It was the owls who spooked him, not I.
After the beast left, I reflected how Owls are individuals, funny in their own ways. During the commotion, I remember one nearby owl seemed to wake up confused. It hadn't caught on to the synchrony, or the tune yet; but having just heard the beast Naaahrrt, it was going to give it all it had as it started hooting! Soon, its hoots did pick up the tune and it joined the loose synchrony of our surprisingly large community.
All these owls joined together to help me, a human, scare off a common predator. What is really amazing, is how it start first with a small group of owls who heard both my protest and the cougar, quickly understood my "tune" was protest, and adopted it. Only then, did it start to spread well over half a mile to other groups. There was likely other communication going on that I was not aware of, for this to spread in that direction, specific to the valley that predator was in.
The cougar, if that was what it was, responded to the growing numbers with growing uncertainty. It got the message.
I love these owls. Do the owls really care about me? Well, they care about their family, raising and teaching their young, and care about their community, which includes many relatives. I guess I am part of this community, especially after this. Just as I was part of the owl community on Ormsby, where we would sometimes alternate parts of catchy tunes.
RiskWhile that may seem like a victory, it was not my victory. The beast had confidently stood it's ground against me; it was the owls who "raised it's sense of uncertainty" enough by their sheer numbers, that persuaded it to leave. That beast was not chased off by the concrete sense of another superior beast or some imminent danger; but by something far less certain and more mystical, something more subject to re-interpretation as it weighs hunger vs risk another night.
The beast, cougar, puma, mountain lion, or whatever it is, it remains a danger. There have been a number of deaths and serious injuries even in the more civilized portions of Santa Clara and Santa Cruz counties from large cats. Joggers are injured every few years, some even killed and partly eaten. In most cases, some large cat is killed and labeled the perpetrator, pacifying public outcry.
It was one thing to camp on Ray's property next to the road, where people and homes with dogs are nearby. There, the smaller bobcats understand it is not their territory. But out here, there is no traffic, no one. This is the beast's home territory, and in a moment of my weakness or confusion, or it's hunger, I am a potential meal. It's view may be that I would likely be a more difficult meal than a buck; but lacking antlers, perhaps not.
Another caution, the Naaahrrt isn't the usual snarl; it sounds hoarse and aged. It said that it is the older and weaker large cat which, no longer agile enough to catch deer, turn to human prey.
I think I need be more careful out here...
A month or so later, one of the distant human neighbors who had heard of my adventure tried beating a similar tune, "Bang.. bang bang", at night. None of the owls responded. I do not believe it was a knack I have, I believe the early hooters, having heard the beast growl, really understood the purpose of my tune and somehow conveyed it to the others. Owls are intelligent, they know whom their friends are.

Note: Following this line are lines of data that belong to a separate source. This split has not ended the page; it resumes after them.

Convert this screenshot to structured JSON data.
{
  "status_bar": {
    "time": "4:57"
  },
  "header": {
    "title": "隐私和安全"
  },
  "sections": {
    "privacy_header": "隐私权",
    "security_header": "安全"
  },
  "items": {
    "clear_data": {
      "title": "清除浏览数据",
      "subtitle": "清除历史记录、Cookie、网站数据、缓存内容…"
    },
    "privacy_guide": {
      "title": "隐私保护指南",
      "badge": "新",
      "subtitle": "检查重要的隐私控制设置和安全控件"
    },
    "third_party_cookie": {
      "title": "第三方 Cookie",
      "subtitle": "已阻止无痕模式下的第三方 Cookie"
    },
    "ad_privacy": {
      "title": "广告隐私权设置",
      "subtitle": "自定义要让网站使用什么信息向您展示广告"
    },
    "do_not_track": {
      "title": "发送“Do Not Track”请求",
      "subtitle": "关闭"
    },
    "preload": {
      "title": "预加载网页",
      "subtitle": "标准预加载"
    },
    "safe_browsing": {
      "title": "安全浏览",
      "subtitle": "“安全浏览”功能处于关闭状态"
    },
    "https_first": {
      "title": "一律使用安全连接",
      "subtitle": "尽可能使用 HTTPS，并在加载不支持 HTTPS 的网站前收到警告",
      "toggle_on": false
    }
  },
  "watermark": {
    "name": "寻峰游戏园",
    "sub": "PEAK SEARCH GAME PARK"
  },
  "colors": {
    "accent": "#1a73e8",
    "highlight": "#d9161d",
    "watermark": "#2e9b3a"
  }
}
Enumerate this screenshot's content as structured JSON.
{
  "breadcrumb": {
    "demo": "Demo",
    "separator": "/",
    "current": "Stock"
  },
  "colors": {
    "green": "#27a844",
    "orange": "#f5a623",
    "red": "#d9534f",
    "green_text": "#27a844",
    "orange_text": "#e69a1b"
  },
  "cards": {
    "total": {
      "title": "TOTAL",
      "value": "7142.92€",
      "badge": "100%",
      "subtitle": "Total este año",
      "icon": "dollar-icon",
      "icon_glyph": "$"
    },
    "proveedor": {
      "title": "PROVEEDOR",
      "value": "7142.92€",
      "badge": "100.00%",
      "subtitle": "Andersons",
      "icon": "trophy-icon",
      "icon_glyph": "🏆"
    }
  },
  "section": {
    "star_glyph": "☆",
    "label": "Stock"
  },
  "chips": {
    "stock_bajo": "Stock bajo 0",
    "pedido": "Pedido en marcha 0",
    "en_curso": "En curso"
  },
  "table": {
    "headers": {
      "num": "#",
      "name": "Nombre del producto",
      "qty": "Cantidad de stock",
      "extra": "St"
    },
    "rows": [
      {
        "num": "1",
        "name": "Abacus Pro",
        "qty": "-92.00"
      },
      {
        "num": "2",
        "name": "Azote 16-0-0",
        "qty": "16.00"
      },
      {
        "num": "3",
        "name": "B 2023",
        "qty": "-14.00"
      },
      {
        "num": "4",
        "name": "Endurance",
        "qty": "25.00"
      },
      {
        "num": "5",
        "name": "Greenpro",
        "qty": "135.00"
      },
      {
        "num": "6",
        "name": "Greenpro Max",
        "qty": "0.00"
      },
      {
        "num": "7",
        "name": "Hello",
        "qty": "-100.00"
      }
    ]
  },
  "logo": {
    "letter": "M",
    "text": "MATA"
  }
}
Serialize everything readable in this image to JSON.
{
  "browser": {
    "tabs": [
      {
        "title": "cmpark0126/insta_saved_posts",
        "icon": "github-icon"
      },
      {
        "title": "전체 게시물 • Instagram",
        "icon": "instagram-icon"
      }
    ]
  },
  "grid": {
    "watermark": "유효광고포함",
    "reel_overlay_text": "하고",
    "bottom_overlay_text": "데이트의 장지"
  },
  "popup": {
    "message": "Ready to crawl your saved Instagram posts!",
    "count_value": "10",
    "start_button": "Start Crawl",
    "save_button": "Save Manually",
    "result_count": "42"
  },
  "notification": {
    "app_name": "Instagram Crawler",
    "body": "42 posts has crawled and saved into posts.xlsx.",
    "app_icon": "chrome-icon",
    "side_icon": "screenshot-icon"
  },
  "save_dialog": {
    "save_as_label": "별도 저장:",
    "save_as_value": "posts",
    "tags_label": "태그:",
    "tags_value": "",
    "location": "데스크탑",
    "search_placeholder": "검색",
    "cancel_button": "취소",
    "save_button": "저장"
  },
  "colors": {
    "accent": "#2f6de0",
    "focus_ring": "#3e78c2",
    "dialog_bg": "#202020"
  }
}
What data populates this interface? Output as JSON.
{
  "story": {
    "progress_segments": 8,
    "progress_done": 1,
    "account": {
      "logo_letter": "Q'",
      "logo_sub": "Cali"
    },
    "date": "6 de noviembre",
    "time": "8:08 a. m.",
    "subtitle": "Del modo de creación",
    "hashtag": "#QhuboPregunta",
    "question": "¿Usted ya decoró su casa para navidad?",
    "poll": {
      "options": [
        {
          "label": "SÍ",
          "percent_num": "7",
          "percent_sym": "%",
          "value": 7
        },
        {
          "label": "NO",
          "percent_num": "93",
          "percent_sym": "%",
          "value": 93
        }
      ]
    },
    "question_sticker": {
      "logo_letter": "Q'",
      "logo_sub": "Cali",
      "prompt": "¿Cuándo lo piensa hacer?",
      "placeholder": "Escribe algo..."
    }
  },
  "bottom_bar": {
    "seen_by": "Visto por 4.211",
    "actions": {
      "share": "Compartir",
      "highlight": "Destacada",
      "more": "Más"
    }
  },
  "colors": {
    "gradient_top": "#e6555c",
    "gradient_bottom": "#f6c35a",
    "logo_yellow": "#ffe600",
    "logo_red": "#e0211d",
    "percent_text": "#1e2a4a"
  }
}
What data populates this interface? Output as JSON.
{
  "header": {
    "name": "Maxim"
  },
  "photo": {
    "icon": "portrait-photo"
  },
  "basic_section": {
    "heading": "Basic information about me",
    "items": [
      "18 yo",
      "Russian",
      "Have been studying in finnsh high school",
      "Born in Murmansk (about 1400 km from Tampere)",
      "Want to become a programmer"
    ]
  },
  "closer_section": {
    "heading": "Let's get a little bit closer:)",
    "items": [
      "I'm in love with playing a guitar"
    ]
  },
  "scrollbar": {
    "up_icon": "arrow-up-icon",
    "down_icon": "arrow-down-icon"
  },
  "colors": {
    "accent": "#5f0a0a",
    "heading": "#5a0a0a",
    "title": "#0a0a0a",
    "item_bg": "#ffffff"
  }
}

Science News article: Cognition and awareness in birds and other animals.